I have a function that is taking in a list where each element is a vote in JSON format. I am then building and returning a dictionary that looks like this:

{ "District A" : {
"Match A" : {
"Candidate A" : {
0 : 10
1 : 20
}
}
}


Each element in the list could look something like this:

{
"district": "district a",
"list": {
"matches": [
{
"match": "King",
"list": {
"candidates": [
{
"match": "King",
"candidate": "Candidate 1",
"ranking": 0
},
{
"match": "King",
"candidate": "Candidate 2",
"ranking": 1
},
{
"match": "King",
"candidate": "Candidate 3",
"ranking": 2
},
{
"match": "King",
"candidate": "Candidate 4",
"ranking": 3
},
{
"match": "King",
"candidate": "Candidate 5",
"ranking": 4
}
]
}
},
{
"match": "Queen",
"list": {
"candidates": [
{
"match": "Queen",
"candidate": "Candidate 1",
"ranking": 2
},
{
"match": "Queen",
"candidate": "Candidate 2",
"ranking": 0
},
{
"match": "Queen",
"candidate": "Candidate 3",
"ranking": 0
},
{
"match": "Queen",
"candidate": "Candidate 4",
"ranking": 1
},
{
"match": "Queen",
"candidate": "Candidate 5",
"ranking": 0
}
]
}
}
]
}
}

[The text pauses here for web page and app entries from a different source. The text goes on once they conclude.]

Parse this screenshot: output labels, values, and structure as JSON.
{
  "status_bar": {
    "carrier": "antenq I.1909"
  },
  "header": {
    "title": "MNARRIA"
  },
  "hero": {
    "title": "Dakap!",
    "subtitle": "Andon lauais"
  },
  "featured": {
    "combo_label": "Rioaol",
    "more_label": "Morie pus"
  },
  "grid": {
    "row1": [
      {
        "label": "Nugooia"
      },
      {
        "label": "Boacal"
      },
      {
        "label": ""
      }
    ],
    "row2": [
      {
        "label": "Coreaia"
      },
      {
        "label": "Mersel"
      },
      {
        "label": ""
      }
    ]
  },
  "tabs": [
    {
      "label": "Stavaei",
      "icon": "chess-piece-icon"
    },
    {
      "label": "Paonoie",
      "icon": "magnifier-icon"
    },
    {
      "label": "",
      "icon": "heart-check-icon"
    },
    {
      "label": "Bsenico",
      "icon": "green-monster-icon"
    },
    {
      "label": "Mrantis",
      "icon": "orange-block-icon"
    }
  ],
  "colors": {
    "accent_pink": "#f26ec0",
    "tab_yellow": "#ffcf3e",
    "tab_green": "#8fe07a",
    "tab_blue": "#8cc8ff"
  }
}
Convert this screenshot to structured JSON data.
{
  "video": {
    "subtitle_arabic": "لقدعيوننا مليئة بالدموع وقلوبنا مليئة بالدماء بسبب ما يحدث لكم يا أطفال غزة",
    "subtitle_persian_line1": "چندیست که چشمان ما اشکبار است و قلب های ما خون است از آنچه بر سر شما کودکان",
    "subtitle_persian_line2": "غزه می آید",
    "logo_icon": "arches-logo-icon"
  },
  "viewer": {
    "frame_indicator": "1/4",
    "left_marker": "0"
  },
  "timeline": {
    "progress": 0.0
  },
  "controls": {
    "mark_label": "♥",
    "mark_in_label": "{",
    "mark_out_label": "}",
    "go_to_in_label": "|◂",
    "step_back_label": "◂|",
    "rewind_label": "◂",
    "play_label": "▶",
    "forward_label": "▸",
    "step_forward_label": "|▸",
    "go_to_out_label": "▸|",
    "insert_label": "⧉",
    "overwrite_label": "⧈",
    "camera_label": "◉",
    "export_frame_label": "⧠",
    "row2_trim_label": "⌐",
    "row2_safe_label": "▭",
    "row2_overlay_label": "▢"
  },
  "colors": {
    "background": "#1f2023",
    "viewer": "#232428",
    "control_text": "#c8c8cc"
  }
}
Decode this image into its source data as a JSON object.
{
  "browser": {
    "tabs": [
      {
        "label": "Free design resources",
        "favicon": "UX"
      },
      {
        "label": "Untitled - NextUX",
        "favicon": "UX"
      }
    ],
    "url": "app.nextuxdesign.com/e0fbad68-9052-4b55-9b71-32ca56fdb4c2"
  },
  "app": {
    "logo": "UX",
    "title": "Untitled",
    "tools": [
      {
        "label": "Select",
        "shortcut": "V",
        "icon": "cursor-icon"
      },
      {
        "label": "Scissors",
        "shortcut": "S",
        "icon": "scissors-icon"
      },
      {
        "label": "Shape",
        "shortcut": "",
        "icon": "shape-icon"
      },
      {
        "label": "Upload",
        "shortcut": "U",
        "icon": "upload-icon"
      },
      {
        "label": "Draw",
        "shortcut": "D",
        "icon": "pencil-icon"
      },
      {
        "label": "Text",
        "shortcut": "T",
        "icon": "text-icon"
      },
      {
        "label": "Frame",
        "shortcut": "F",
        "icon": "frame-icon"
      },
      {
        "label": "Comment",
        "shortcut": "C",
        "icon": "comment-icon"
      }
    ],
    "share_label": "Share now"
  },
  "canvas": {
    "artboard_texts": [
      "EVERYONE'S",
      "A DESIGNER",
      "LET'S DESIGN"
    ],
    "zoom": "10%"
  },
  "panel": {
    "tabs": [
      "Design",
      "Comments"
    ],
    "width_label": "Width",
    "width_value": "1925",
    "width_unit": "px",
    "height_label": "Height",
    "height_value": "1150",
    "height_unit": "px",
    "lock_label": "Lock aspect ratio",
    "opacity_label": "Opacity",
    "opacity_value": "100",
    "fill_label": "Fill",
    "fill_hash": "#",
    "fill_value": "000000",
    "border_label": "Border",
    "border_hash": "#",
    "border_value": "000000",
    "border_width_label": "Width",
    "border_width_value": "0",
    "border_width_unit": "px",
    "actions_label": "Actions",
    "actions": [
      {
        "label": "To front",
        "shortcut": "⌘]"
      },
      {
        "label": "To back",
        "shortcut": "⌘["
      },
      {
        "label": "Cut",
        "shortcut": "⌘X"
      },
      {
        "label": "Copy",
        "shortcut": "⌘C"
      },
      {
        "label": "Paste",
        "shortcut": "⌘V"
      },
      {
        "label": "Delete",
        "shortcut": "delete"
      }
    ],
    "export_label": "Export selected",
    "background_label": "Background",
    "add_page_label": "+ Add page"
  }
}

Here is my code that works:

def collate_by_district(votes):

# If the district is in collated_votes
for bout in vote['content']['matches']:
# If the matches is in collated_votes
# Check if the candidate is in collated_votes
for candidate in bout['content']['candidates']:
else:
else:
rankings = {}
if candidate['ranking'] in rankings:
rankings[candidate['ranking']] += 1
else:
rankings[candidate['ranking']] = 1
else:
match = {}
for candidate in bout['content']['candidates']:
rankings = {}
if candidate['ranking'] in rankings:
rankings[candidate['ranking']] += 1
else:
rankings[candidate['ranking']] = 1
match[candidate['candidate']] = rankings
else:
match = {}
for bout in vote['content']['matches']:
candidates = {}
for candidate in bout['content']['candidates']:
rankings = {}
candidates[candidate['candidate']] = rankings
if candidate['ranking'] in rankings:
rankings[candidate['ranking']] += 1
else:
rankings[candidate['ranking']] = 1
match[bout['match']] = candidates



It works, and is fast enough, but it just seems rather unwieldy and hard to read. Is there a better way that all these nested if/then statements?

• Welcome to CodeReview.SE. Would you be able to provide a bit more explanation about what your function is supposed to do and how you call it ? – SylvainD Dec 8 '17 at 21:36

Is there a better way? Yes, absolutely!

There are two tools that ship standard with Python that you need to investigate: collections.Counter and collections.defaultdict.

For your code that looks like this:

if vote['district'] in collated_votes:
else:
match = {}
rankings = {}


All this stuff is exactly what defaultdict is intended to handle: provide a dictionary that, when accessed with a key not currently present in the dictionary, returns a "default" value generated from a no-args factory function.

You can use this with dict as the factory function, or list or even something clever like a functools.partial of defaultdict that generates nested defaultdicts!

You can also pass int as the factory, which constructs an integer (default value = 0) as the default value.

But wait! Instead of using defaultdict(int) you could also use collections.Counter. This implements a bag that counts the number of times each element is added. (It's much like defaultdict(int) but with slightly different semantics.)

Which one you use (defaultdict(int) or Counter()) will depend on your code structure. If you can structure the items as a sequence or generator, the Counter might be the best option - it can take a constructor parameter that slurps them all up. If you have to bounce around from one collection to another because of the way your data is structured, the defaultdict approach might be best.

Something like this:

import functools

from collections import defaultdict

Candidate_factory = functools.partial(defaultdict, int)
Matches_factory = functools.partial(defaultdict, Candidate_factory)
Districts_factory = functools.partial(defaultdict, Matches_factory)

Districts = Districts_factory()

for district in ("District A",):
for match in ("Match 1",):
for candidate in ("Leroy",):
Districts[district][match][candidate] += 1

import pprint
pprint.pprint(Districts)


Which outputs:

\$ python test.py
defaultdict(functools.partial(<class 'collections.defaultdict'>, functools.partial(<class 'collections.defaultdict'>, <class 'int'>)),
{'District A': defaultdict(functools.partial(<class 'collections.defaultdict'>, <class 'int'>),
{'Match 1': defaultdict(<class 'int'>,
{'Leroy': 1})})})

• Thanks for the help. I am going to read up on everything you provided over the weekend, but this looks like it will help me a lot. – chemical Dec 8 '17 at 23:07